Reasons to “pool” the data and to fit one regression function
Model assumes equal slopes for the groups and equal variances for all error terms. It makes sense to use all data to estimate these quantities. More degrees of freedom associated with MSE, so confidence intervals that are a function of MSE tend to be narrower.

What if instead used two indicator variables?

Definition of two indicator variables – one for each group
Using a (0,1) indicator variable for nonsmokers xi2 = 1, if mother smokes xi2 = 0, if mother does not smoke Using a (0,1) indicator variable for smokers xi3 = 1, if mother does not smoke xi3 = 0, if mother smokes

The modified regression function with two binary predictors
where … Yi is birth weight of baby i xi1 is length of gestation of baby i xi2 = 1, if smokes and xi2 = 0, if not xi3 = 1, if not smokes and xi3 = 0, if smokes

Implication on X matrix

To prevent linear dependencies in the X matrix
A qualitative variable with c groups should be represented by c-1 indicator variables, each taking on values 0 and 1. 2 groups, 1 indicator variables 3 groups, 2 indicator variables 4 groups, 3 indicator variables and so on…

What is impact of using a different coding scheme?
… such as (1, -1) coding?

The regression model defined using (1, -1) coding scheme
where … Yi is birth weight of baby i xi1 is length of gestation of baby i xi2 = 1, if mother smokes and xi2 = -1, if not and … the independent error terms i follow a normal distribution with mean 0 and equal variance 2.

The regression model yields 2 different response functions
If mother is a nonsmoker (xi2 = -1): If mother is a smoker (xi2 = 1):

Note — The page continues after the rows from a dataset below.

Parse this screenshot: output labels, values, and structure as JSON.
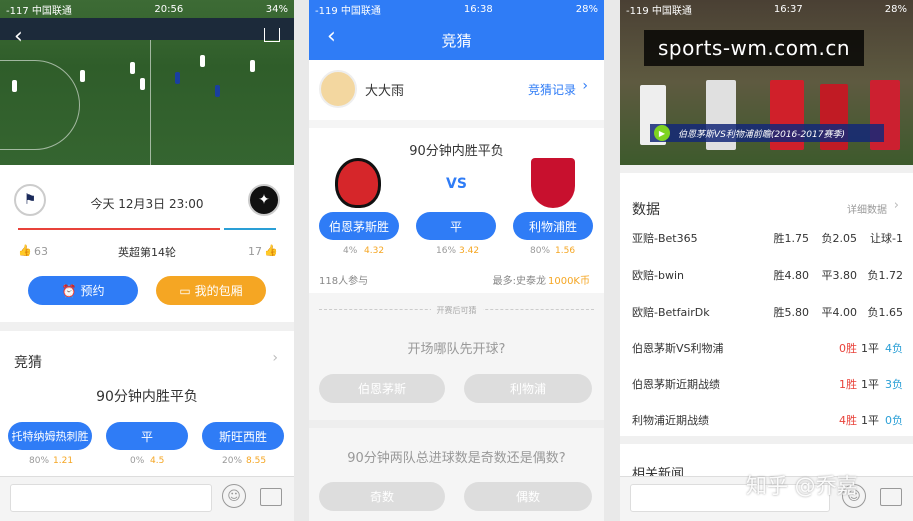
{
  "p1": {
    "status": {
      "left": "-117 中国联通",
      "time": "20:56",
      "right": "34%"
    },
    "match_time": "今天 12月3日 23:00",
    "round": "英超第14轮",
    "likes_left": "63",
    "likes_right": "17",
    "btn_reserve": "预约",
    "btn_package": "我的包厢",
    "section_title": "竞猜",
    "question": "90分钟内胜平负",
    "options": [
      {
        "label": "托特纳姆热刺胜",
        "pct": "80%",
        "odds": "1.21"
      },
      {
        "label": "平",
        "pct": "0%",
        "odds": "4.5"
      },
      {
        "label": "斯旺西胜",
        "pct": "20%",
        "odds": "8.55"
      }
    ]
  },
  "p2": {
    "status": {
      "left": "-119 中国联通",
      "time": "16:38",
      "right": "28%"
    },
    "title": "竞猜",
    "user": "大大雨",
    "record": "竞猜记录",
    "question": "90分钟内胜平负",
    "vs": "VS",
    "options": [
      {
        "label": "伯恩茅斯胜",
        "pct": "4%",
        "odds": "4.32"
      },
      {
        "label": "平",
        "pct": "16%",
        "odds": "3.42"
      },
      {
        "label": "利物浦胜",
        "pct": "80%",
        "odds": "1.56"
      }
    ],
    "participants": "118人参与",
    "top_prefix": "最多:史泰龙",
    "top_value": "1000K币",
    "after_kickoff": "开赛后可猜",
    "q2": "开场哪队先开球?",
    "q2_options": [
      "伯恩茅斯",
      "利物浦"
    ],
    "q3": "90分钟两队总进球数是奇数还是偶数?",
    "q3_options": [
      "奇数",
      "偶数"
    ]
  },
  "p3": {
    "status": {
      "left": "-119 中国联通",
      "time": "16:37",
      "right": "28%"
    },
    "watermark": "sports-wm.com.cn",
    "video_caption": "伯恩茅斯VS利物浦前瞻(2016-2017赛季)",
    "section": "数据",
    "detail": "详细数据",
    "rows": [
      {
        "name": "亚赔-Bet365",
        "v1": "胜1.75",
        "v2": "负2.05",
        "v3": "让球-1"
      },
      {
        "name": "欧赔-bwin",
        "v1": "胜4.80",
        "v2": "平3.80",
        "v3": "负1.72"
      },
      {
        "name": "欧赔-BetfairDk",
        "v1": "胜5.80",
        "v2": "平4.00",
        "v3": "负1.65"
      }
    ],
    "records": [
      {
        "name": "伯恩茅斯VS利物浦",
        "w": "0胜",
        "d": "1平",
        "l": "4负"
      },
      {
        "name": "伯恩茅斯近期战绩",
        "w": "1胜",
        "d": "1平",
        "l": "3负"
      },
      {
        "name": "利物浦近期战绩",
        "w": "4胜",
        "d": "1平",
        "l": "0负"
      }
    ],
    "related": "相关新闻",
    "zhihu": "知乎 @乔嘉"
  },
  "colors": {
    "blue": "#2f7cf6",
    "orange": "#f5a623",
    "red": "#e8423a",
    "teal": "#2a9fd6",
    "green": "#4caf50"
  }
}
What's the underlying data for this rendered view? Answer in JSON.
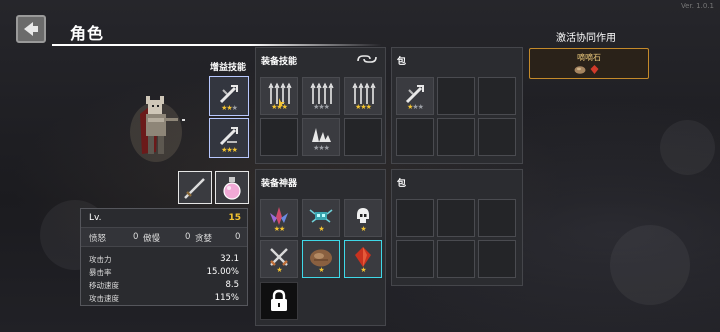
{
  "app": {
    "version": "Ver. 1.0.1"
  },
  "header": {
    "title": "角色"
  },
  "synergy": {
    "title": "激活协同作用",
    "item_name": "嘀嘀石"
  },
  "boost": {
    "label": "增益技能"
  },
  "skills_panel": {
    "title": "装备技能"
  },
  "bag_top": {
    "title": "包"
  },
  "artifacts_panel": {
    "title": "装备神器"
  },
  "bag_bottom": {
    "title": "包"
  },
  "stats": {
    "lv_label": "Lv.",
    "lv_value": "15",
    "traits": [
      {
        "name": "愤怒",
        "value": "0"
      },
      {
        "name": "傲慢",
        "value": "0"
      },
      {
        "name": "贪婪",
        "value": "0"
      }
    ],
    "rows": [
      {
        "label": "攻击力",
        "value": "32.1"
      },
      {
        "label": "暴击率",
        "value": "15.00%"
      },
      {
        "label": "移动速度",
        "value": "8.5"
      },
      {
        "label": "攻击速度",
        "value": "115%"
      }
    ]
  },
  "colors": {
    "accent_gold": "#f4c430",
    "synergy_border": "#c48a2a",
    "artifact_highlight": "#3fd8e8"
  }
}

Interpretation of the regression coefficients
represents the change in the mean response E(Y) for every additional unit increase in the quantitative predictor x1 … for both groups. represents the “average” intercept represents how far each group is “offset” from the “average”

The estimated regression function
The regression equation is Weight = Gest Smoking2

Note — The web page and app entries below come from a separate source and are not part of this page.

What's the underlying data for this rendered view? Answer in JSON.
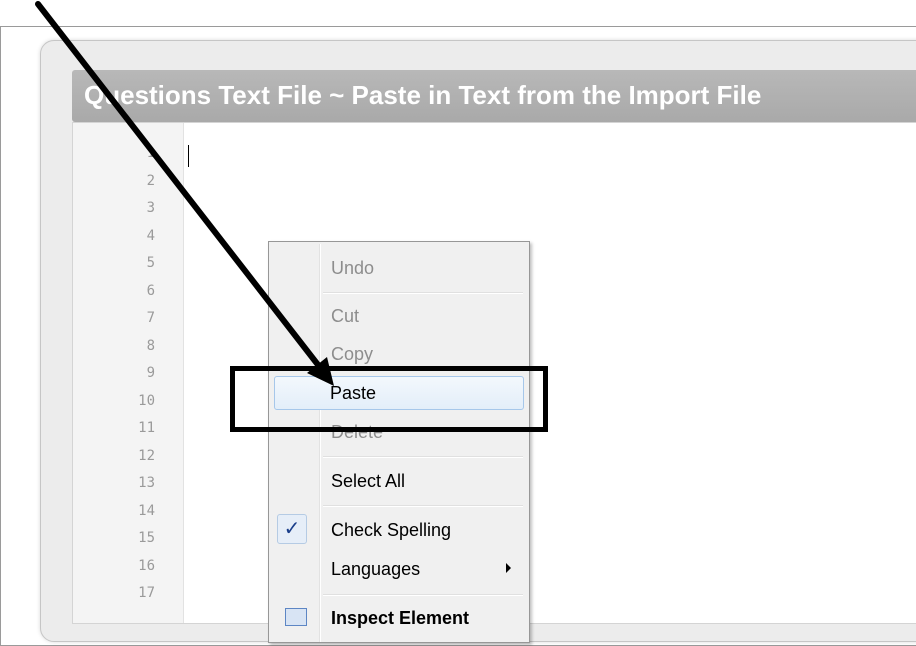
{
  "title": "Questions Text File ~ Paste in Text from the Import File",
  "line_numbers": [
    "1",
    "2",
    "3",
    "4",
    "5",
    "6",
    "7",
    "8",
    "9",
    "10",
    "11",
    "12",
    "13",
    "14",
    "15",
    "16",
    "17"
  ],
  "context_menu": {
    "undo": "Undo",
    "cut": "Cut",
    "copy": "Copy",
    "paste": "Paste",
    "delete": "Delete",
    "select_all": "Select All",
    "check_spelling": "Check Spelling",
    "check_mark": "✓",
    "languages": "Languages",
    "inspect_element": "Inspect Element"
  },
  "annotation": {
    "arrow_color": "#000000",
    "highlight_target": "Paste"
  }
}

What is impact of using different coding scheme?
Interpretation of regression coefficients changes. When interpreting others results, make sure you know what coding scheme was used.

An example where including an interaction term is appropriate

Compare three treatments (A, B, C) for severe depression
Random sample of n = 36 severely depressed individuals. y = measure of treatment effectiveness x1 = age (in years) x2 = 1 if patient received A and 0, if not x3 = 1 if patient received B and 0, if not

Compare three treatments (A, B, C) for severe depression

A model with interaction terms
where … Yi is treatment effectiveness for patient i xi1 is age of patient i xi2 = 1, if treatment A and xi2 = 0, if not xi3 = 1, if treatment B and xi3 = 0, if not

Two indicator variables for 3 groups yield 3 response functions
If patient received A (xi2 = 1, xi3 = 0): If patient received B (xi2 = 0, xi3 = 1): If patient received C (xi2 = 0, xi3 = 0):

The estimated regression function
The regression equation is y = age x x agex agex3 If patient received A (xi2 = 1, xi3 = 0): If patient received B (xi2 = 0, xi3 = 1): If patient received C (xi2 = 0, xi3 = 0):

The estimated regression function

How to test whether the three regression functions are identical?
If patient received A (xi2 = 1, xi3 = 0): If patient received B (xi2 = 0, xi3 = 1): If patient received C (xi2 = 0, xi3 = 0):

Test for identical regression functions
Analysis of Variance Source DF SS MS F P Regression Residual Error Total Source DF Seq SS age x x agex agex F distribution with 4 DF in numerator and 30 DF in denominator x P( X <= x )

How to test whether there is a significant interaction effect?
If patient received A (xi2 = 1, xi3 = 0): If patient received B (xi2 = 0, xi3 = 1): If patient received C (xi2 = 0, xi3 = 0):

Test for significant interaction
Analysis of Variance Source DF SS MS F P Regression Residual Error Total Source DF Seq SS age x x agex agex F distribution with 2 DF in numerator and 30 DF in denominator x P( X <= x )